This is exactly the relationship between Mary Doria Russell's two works of science fiction (an anthropologist by training, she is a mid-life convert to sci-fi authordom): The Sparrow and Children of God. The former is one of, if not the best, first-contact tales I've ever read. Inspired by the 500th anniversary of 1492, she makes the novel a meditation on the experiences of those involved in our own planet's most memorable first-contacts, as translated into space for narrative convenience. It's a wild idea, sending off a Jesuit mission as humanity's first (secretively-sent) ambassadors to see what they make of the experience, and Russell pulls off this odd choice, makes it necessary to the deeper workings of her plot. She drives at cross-cultural misunderstandings without demonizing any particularly short-sighted view, sets up a terrible theological and personal conundrum, and is absolutely, utterly, completely and totally merciless in driving her unsuspecting characters into it. The conclusion is quite literally terrible, unswavering in its stripping down of that word to the terror at its core. Children of God, follows on in exactly the same way as Speaker for the Dead: broader, following more plot strands, more ambitious, more assertive in exploring more themes -- and in the end, it falls short of The Sparrow by the same two feet and three inches that Speaker for the Dead falls short of Ender's Game. There are more flavors in the broth, but it has cooled enough not to sear.
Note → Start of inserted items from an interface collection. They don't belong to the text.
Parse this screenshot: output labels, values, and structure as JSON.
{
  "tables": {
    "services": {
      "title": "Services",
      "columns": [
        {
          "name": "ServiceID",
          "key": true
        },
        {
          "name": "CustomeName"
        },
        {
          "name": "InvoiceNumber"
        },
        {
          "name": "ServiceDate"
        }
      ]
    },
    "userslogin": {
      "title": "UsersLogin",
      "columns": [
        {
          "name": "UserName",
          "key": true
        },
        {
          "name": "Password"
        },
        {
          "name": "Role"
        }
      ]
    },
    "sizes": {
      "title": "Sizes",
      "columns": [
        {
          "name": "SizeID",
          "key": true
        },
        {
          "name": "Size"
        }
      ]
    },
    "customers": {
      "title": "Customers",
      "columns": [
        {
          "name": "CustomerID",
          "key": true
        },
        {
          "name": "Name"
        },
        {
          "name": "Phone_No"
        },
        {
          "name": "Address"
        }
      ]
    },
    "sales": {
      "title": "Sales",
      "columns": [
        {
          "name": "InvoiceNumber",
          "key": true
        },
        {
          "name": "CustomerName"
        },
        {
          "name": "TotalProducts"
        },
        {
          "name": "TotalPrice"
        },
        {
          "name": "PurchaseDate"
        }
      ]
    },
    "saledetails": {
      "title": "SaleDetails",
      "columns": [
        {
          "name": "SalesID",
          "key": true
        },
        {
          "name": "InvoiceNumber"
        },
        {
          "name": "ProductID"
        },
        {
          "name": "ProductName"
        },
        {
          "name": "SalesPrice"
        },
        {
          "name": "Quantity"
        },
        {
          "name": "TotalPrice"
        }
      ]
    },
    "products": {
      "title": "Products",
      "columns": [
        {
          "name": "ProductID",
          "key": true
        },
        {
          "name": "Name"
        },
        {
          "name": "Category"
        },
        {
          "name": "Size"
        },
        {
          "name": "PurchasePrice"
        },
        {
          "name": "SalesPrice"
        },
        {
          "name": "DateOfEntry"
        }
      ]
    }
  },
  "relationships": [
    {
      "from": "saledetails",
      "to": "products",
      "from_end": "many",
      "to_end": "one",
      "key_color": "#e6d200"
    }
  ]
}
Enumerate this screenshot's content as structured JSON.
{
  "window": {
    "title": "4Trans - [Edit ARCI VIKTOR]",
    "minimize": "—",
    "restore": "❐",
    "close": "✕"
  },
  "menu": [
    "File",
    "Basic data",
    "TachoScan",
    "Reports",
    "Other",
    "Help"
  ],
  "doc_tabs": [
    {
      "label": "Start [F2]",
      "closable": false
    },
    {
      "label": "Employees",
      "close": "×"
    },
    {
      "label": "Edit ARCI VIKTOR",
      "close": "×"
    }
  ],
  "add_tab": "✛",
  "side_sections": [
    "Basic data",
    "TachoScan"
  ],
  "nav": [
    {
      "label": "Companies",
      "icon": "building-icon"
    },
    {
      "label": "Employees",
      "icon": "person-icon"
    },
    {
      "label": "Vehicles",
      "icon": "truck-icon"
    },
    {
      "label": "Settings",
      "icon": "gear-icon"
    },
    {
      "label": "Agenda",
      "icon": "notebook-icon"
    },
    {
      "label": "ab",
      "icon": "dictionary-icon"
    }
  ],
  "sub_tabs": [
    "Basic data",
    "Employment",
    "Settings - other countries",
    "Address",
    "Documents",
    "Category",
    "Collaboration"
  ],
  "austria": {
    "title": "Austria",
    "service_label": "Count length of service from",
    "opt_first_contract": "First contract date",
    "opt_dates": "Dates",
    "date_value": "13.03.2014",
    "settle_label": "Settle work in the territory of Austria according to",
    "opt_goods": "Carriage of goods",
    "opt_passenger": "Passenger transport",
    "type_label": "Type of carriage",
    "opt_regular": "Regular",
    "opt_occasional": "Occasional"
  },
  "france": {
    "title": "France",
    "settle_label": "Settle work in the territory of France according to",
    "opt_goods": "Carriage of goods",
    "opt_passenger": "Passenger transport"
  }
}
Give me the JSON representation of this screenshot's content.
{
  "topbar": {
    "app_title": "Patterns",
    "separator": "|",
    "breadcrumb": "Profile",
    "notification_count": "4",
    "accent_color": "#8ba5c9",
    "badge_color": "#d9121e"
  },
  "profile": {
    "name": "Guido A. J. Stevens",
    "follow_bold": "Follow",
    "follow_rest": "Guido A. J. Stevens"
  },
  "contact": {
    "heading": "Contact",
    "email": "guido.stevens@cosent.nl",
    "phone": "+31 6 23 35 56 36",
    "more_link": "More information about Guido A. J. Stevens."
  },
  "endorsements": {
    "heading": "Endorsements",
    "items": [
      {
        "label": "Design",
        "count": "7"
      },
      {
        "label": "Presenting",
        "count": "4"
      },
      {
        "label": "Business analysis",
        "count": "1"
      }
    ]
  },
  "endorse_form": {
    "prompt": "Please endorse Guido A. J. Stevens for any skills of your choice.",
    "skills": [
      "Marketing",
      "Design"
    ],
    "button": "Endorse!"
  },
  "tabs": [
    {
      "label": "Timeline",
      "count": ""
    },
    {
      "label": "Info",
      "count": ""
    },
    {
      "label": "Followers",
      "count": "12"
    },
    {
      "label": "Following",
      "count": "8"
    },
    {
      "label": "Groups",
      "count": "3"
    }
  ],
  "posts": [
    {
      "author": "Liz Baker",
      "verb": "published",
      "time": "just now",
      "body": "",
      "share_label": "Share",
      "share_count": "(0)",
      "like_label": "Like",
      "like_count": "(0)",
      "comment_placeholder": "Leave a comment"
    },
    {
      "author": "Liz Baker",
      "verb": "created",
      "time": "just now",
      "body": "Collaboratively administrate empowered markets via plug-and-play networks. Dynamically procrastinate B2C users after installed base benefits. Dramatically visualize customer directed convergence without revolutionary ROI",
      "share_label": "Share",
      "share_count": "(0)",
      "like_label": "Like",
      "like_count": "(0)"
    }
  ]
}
What it shares with its predecessor -- and with Card's Ender books -- is the wonderful acceptance that galactic scale is not so much spatial as temporal. Rakhat (the alien planet) is four light-years away; the journey takes one year in the reference frame of the travellers and seventeen years in Earth's frame. Communication with home is effectively useless, thanks to the eight-year response time, a journey out and back takes half a lifetime to those left behind, astronomers picking up signals sent out by expeditions can only watch in horror, powerless to intervene for reasons fundamental to the nature of the universe itself. Russell pulls dramatic tension from these fixed constants and the skews they induce in her characters perspectives. She never makes the point herself, but "relativity" functions richly in the novels both physically and culturally, and the novels' events make something genuinely worthwhile out of an oft-abused metaphor.

The only really comparable literary engagement with the laws of physics that I know of (I'm sure there are others out there, beyond the scope of my own limited engagement with science fiction) is Stanislaw Lem's. Many of his stories (especially the Pirx the Pilot tales) start from an insistence of taking seriously some fact of physics oft-overlooked by writers who lack the rich imagination needed to wrap the mind around reality's credibility-straining non-negotiables. And from this confrontation he builds pathos, tragedy, humor, and bleakly moving humanity. How long would it take to reach the far-off stars with even the most meagre resources and what would happen to Earth in the meantime? How well can ships communicate and track each other even within a single solar system? What solitary poetry must come to the spacewrecked? In each case, it is the physics of the situation that echoes in the taut and closely etched emotions of the plot. The science in most hard sci-fi struts with the oiled self-worship of the bodybuilder, marvelling at its technological gadgetry and the too-facile mastery of equations and buzzwords; it takes a more sympathetic and complex talent to see the hollows and aching yearnings implicit in that science.